[math]\Bigg(\mathbf{R},+,\times, \leq, |\cdot|,\tau = \{ A\subset \mathbf{R}\hspace{0.1cm} | \hspace{0.1cm}\forall x \in A, \exists \epsilon > 0 ,\hspace{0.1cm} ]x-\epsilon,x+\epsilon[\hspace{0.1cm} \subset A \},\hspace{0.1cm} \displaystyle \bigcap_{\substack{\text{A} \hspace{0.1cm}\sigma-\text{algebra of}\hspace{0.1cm}\mathbf{R}\\

\tau \subset A}}A , \hspace{0.1cm}\mathscr{L}\Bigg) [/math] -analysis. Calculus is not a branch of mathematics unto itself, but rather another application of a fully functioning analysis made useful by topology, measure theory and vital [math]\mathbf{R}[/math]-related properties comprising a full number field as defined by pure mathematics.

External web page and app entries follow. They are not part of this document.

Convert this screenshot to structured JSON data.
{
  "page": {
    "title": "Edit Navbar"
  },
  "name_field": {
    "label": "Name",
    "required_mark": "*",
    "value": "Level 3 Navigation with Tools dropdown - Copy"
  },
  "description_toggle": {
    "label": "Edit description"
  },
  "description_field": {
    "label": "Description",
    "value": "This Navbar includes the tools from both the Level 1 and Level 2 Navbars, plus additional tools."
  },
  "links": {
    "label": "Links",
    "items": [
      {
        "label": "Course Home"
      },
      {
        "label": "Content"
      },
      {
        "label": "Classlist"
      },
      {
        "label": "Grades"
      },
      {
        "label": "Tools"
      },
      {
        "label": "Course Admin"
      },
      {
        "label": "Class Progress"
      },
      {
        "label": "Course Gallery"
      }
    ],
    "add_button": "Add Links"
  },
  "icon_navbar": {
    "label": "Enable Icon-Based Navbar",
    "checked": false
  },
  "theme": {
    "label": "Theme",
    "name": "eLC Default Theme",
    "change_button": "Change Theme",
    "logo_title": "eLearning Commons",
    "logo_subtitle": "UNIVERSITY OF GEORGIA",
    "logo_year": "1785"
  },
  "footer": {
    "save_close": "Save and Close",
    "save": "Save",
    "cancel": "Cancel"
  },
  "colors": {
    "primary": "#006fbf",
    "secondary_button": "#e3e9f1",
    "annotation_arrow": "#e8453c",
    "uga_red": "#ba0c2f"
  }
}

Many mathematics students and professors use applications of real analysis every day, without realizing it. Through a peculiar turn of events, the application of real analysis which is widely used today is often called "Calculus", and many of its users are not aware that it is merely a part of real analysis, developed by the Nicolas Bourbaki group.

There is really a calculus, and these people are using it, but it is just a part of the filed they use. Calculus is the computation process: the set of rules and formulae that allow the mathematical mind to derive numerical formulae from other numerical formulae. The computation process is an essential part of a branch of mathematics, but useless by itself; it can only function in the context of a complete number field.

Calculus is normally used in combination with the real number field, its topology and its measured space: the whole system is basically real numbers with analytical methods and properties added, or real analysis.

All the so called calculus problems are really problems of real analysis.